* PROBLEM TO WORK ON *
Repeat every record word for word and omit the images.

Stored data:
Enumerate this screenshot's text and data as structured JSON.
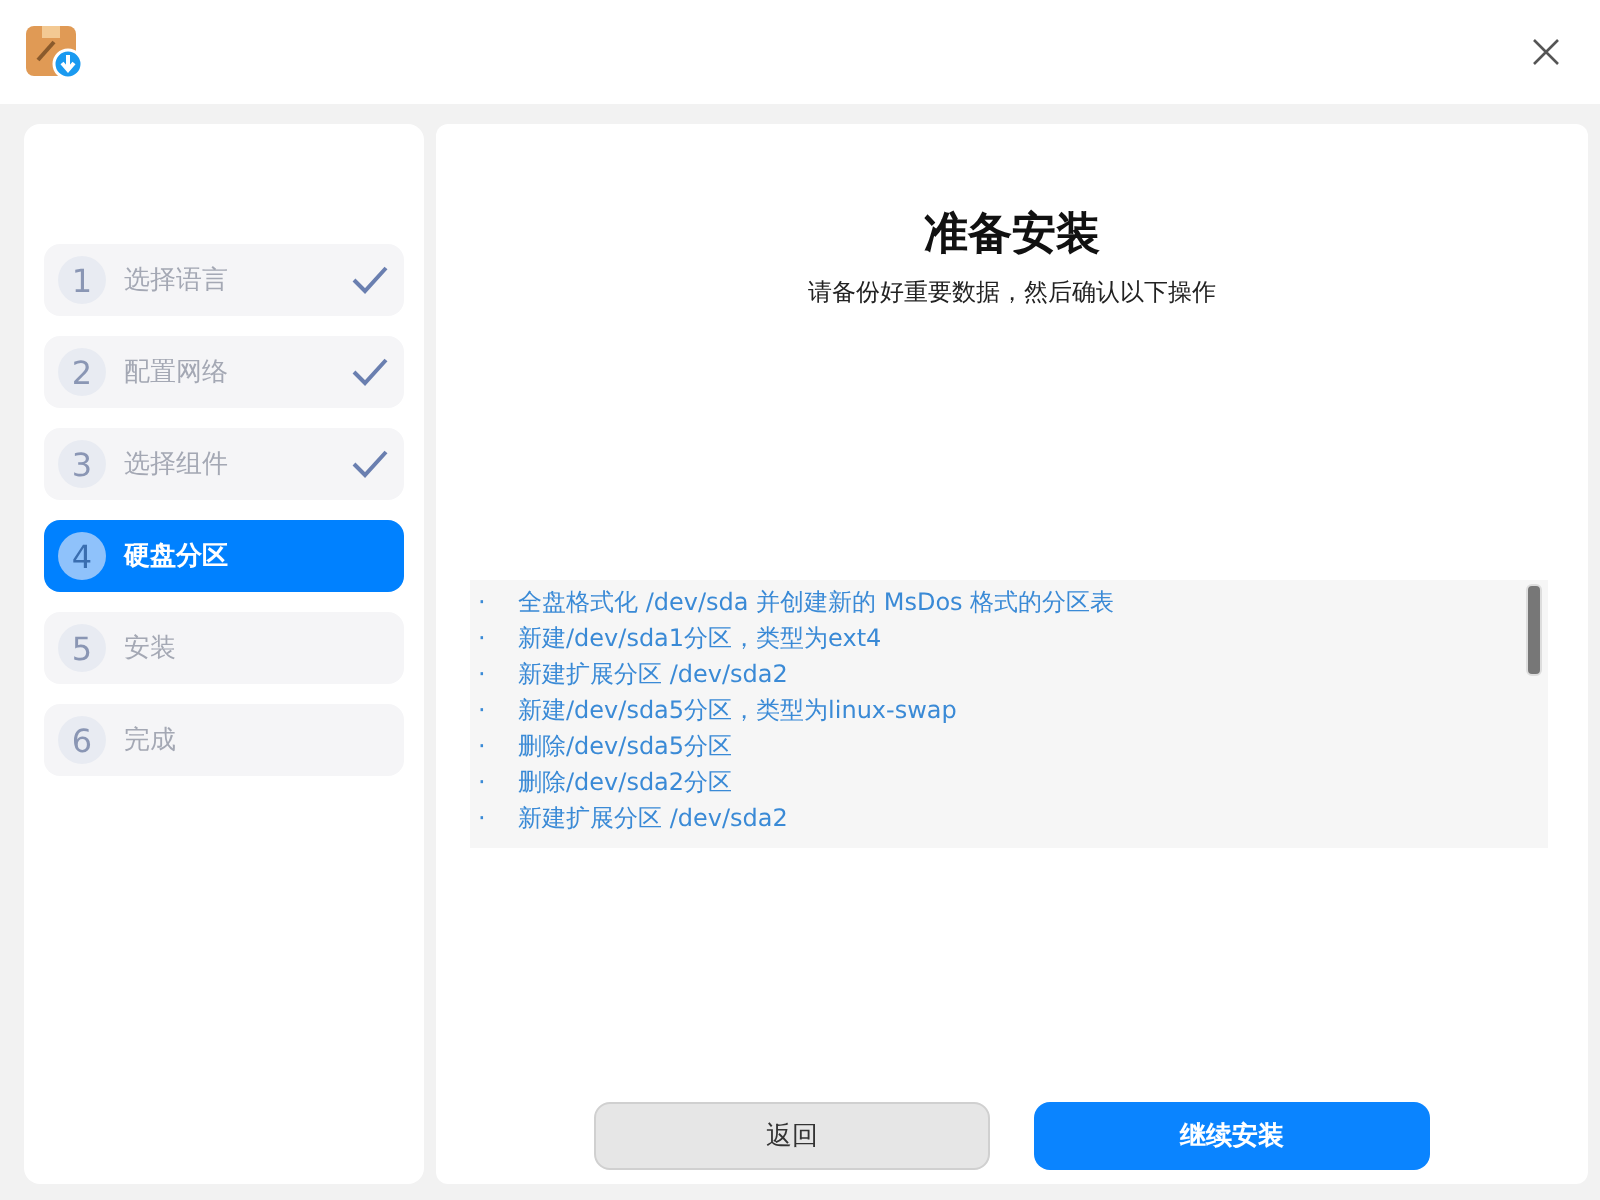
{
  "steps": [
    {
      "number": "1",
      "label": "选择语言",
      "done": true,
      "selected": false
    },
    {
      "number": "2",
      "label": "配置网络",
      "done": true,
      "selected": false
    },
    {
      "number": "3",
      "label": "选择组件",
      "done": true,
      "selected": false
    },
    {
      "number": "4",
      "label": "硬盘分区",
      "done": false,
      "selected": true
    },
    {
      "number": "5",
      "label": "安装",
      "done": false,
      "selected": false
    },
    {
      "number": "6",
      "label": "完成",
      "done": false,
      "selected": false
    }
  ],
  "title": "准备安装",
  "subtitle": "请备份好重要数据，然后确认以下操作",
  "operations": [
    {
      "bullet": "·",
      "text": "全盘格式化 /dev/sda 并创建新的 MsDos 格式的分区表"
    },
    {
      "bullet": "·",
      "text": "新建/dev/sda1分区，类型为ext4"
    },
    {
      "bullet": "·",
      "text": "新建扩展分区 /dev/sda2"
    },
    {
      "bullet": "·",
      "text": "新建/dev/sda5分区，类型为linux-swap"
    },
    {
      "bullet": "·",
      "text": "删除/dev/sda5分区"
    },
    {
      "bullet": "·",
      "text": "删除/dev/sda2分区"
    },
    {
      "bullet": "·",
      "text": "新建扩展分区 /dev/sda2"
    }
  ],
  "buttons": [
    {
      "label": "返回",
      "kind": "secondary"
    },
    {
      "label": "继续安装",
      "kind": "primary"
    }
  ]
}
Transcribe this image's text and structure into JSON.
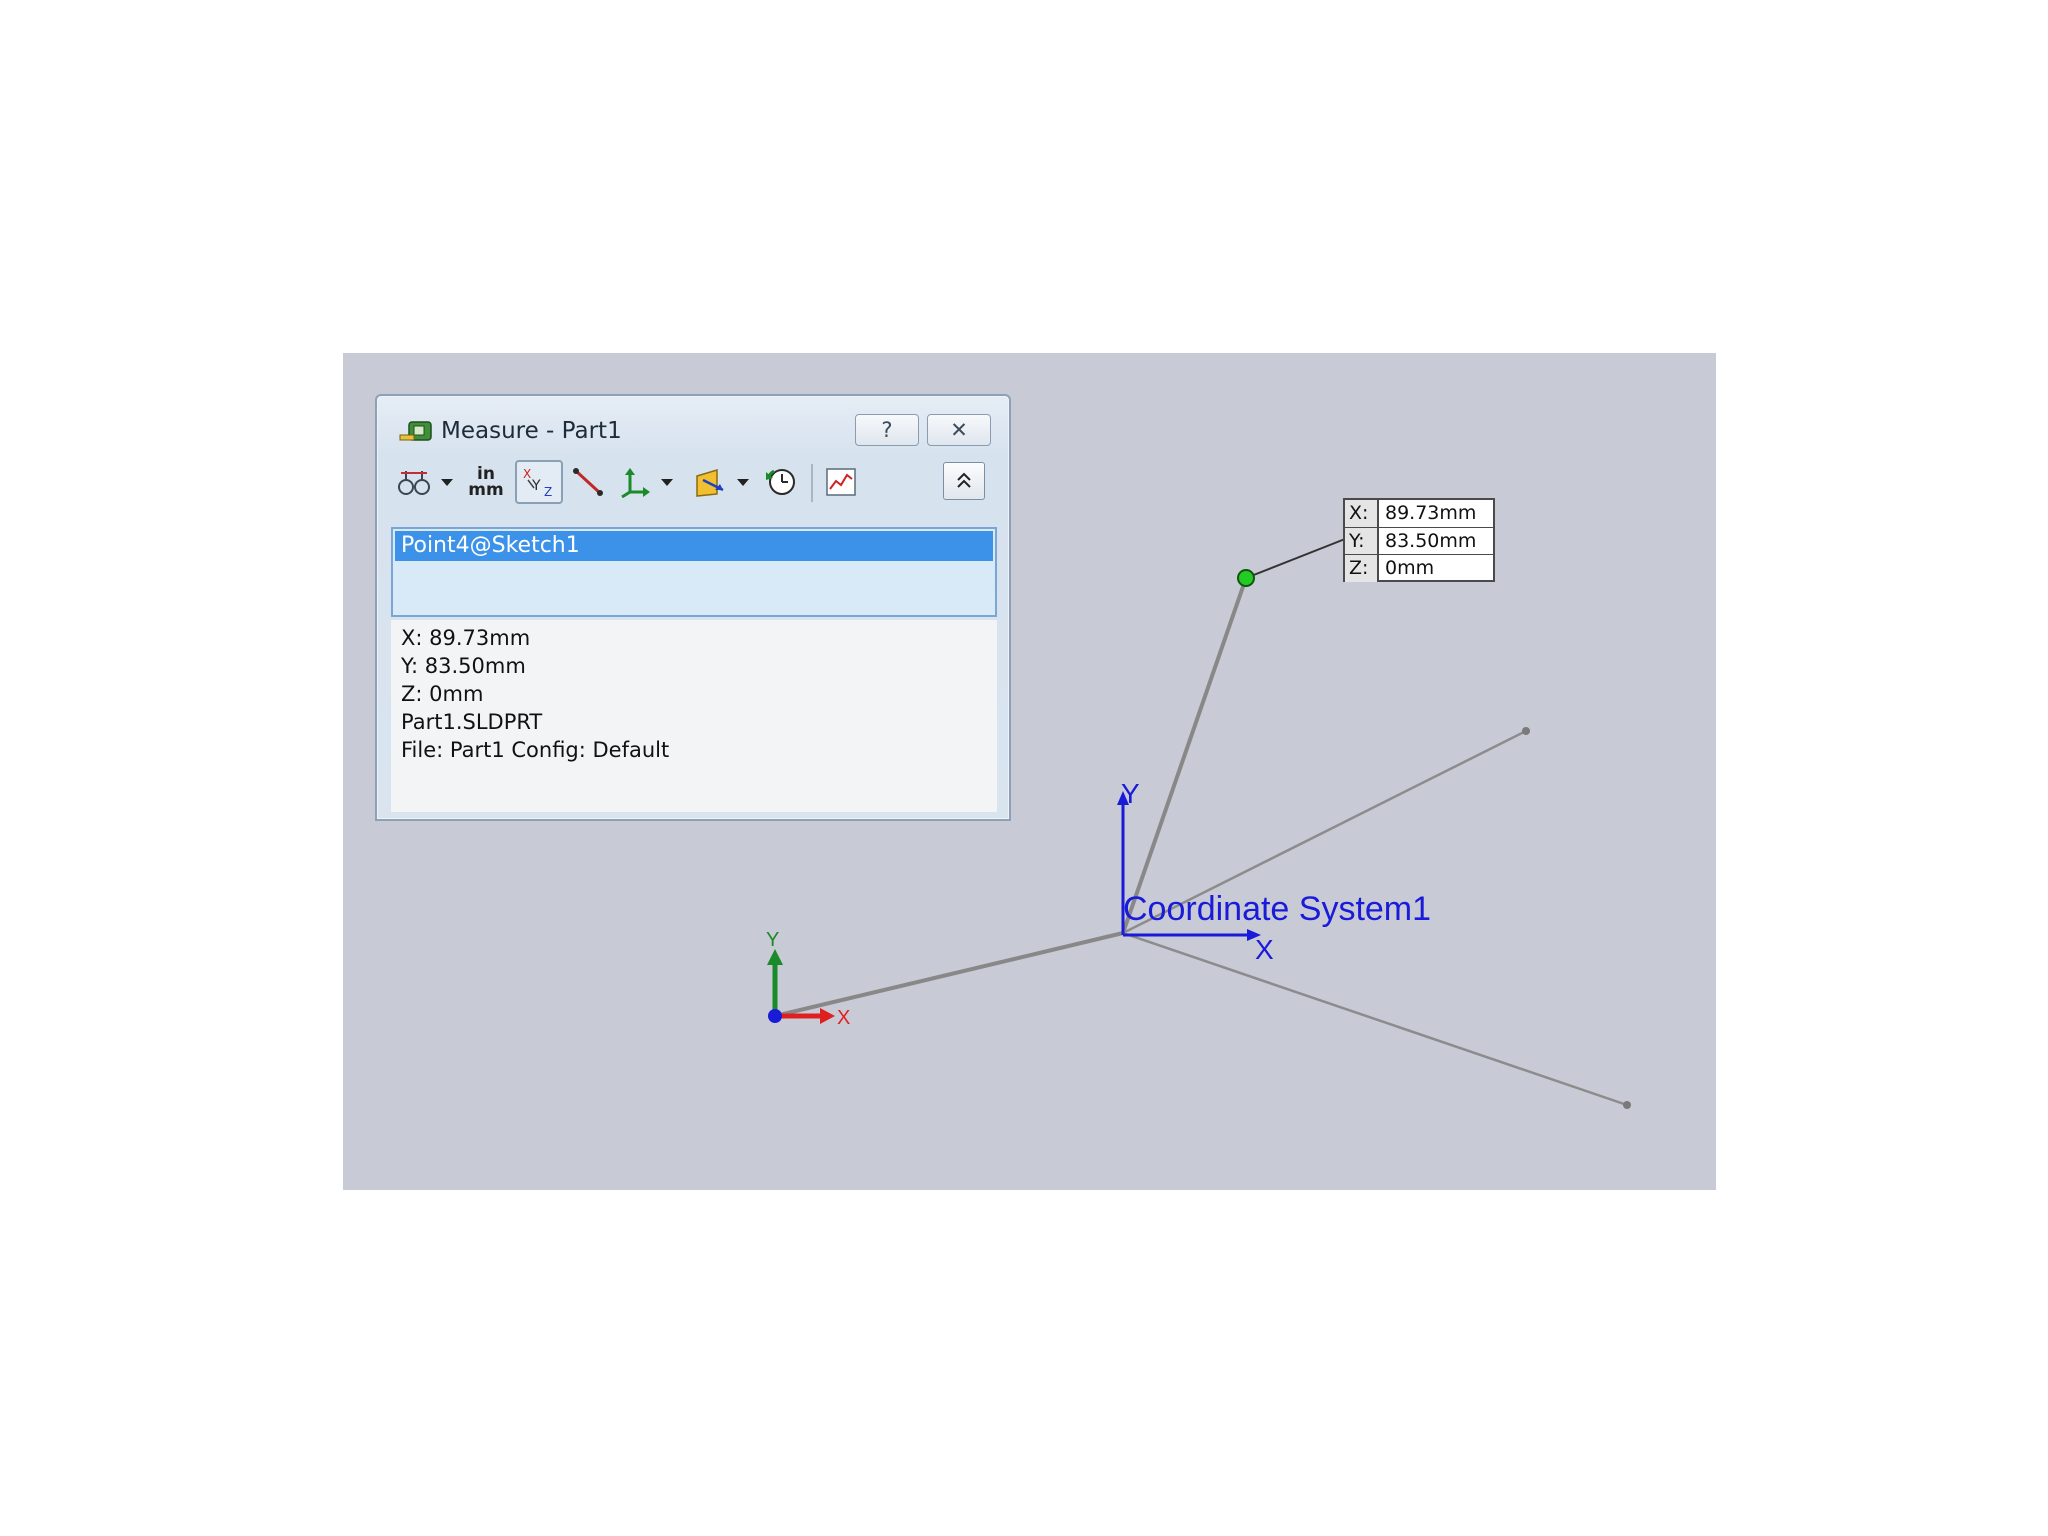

* REPLY *
Enumerate this screenshot's text and data as structured JSON.
{
  "steps": [
    {
      "number": "1",
      "label": "选择语言",
      "done": true,
      "selected": false
    },
    {
      "number": "2",
      "label": "配置网络",
      "done": true,
      "selected": false
    },
    {
      "number": "3",
      "label": "选择组件",
      "done": true,
      "selected": false
    },
    {
      "number": "4",
      "label": "硬盘分区",
      "done": false,
      "selected": true
    },
    {
      "number": "5",
      "label": "安装",
      "done": false,
      "selected": false
    },
    {
      "number": "6",
      "label": "完成",
      "done": false,
      "selected": false
    }
  ],
  "title": "准备安装",
  "subtitle": "请备份好重要数据，然后确认以下操作",
  "operations": [
    {
      "bullet": "·",
      "text": "全盘格式化 /dev/sda 并创建新的 MsDos 格式的分区表"
    },
    {
      "bullet": "·",
      "text": "新建/dev/sda1分区，类型为ext4"
    },
    {
      "bullet": "·",
      "text": "新建扩展分区 /dev/sda2"
    },
    {
      "bullet": "·",
      "text": "新建/dev/sda5分区，类型为linux-swap"
    },
    {
      "bullet": "·",
      "text": "删除/dev/sda5分区"
    },
    {
      "bullet": "·",
      "text": "删除/dev/sda2分区"
    },
    {
      "bullet": "·",
      "text": "新建扩展分区 /dev/sda2"
    }
  ],
  "buttons": [
    {
      "label": "返回",
      "kind": "secondary"
    },
    {
      "label": "继续安装",
      "kind": "primary"
    }
  ]
}
Transcribe this image's text and structure into JSON.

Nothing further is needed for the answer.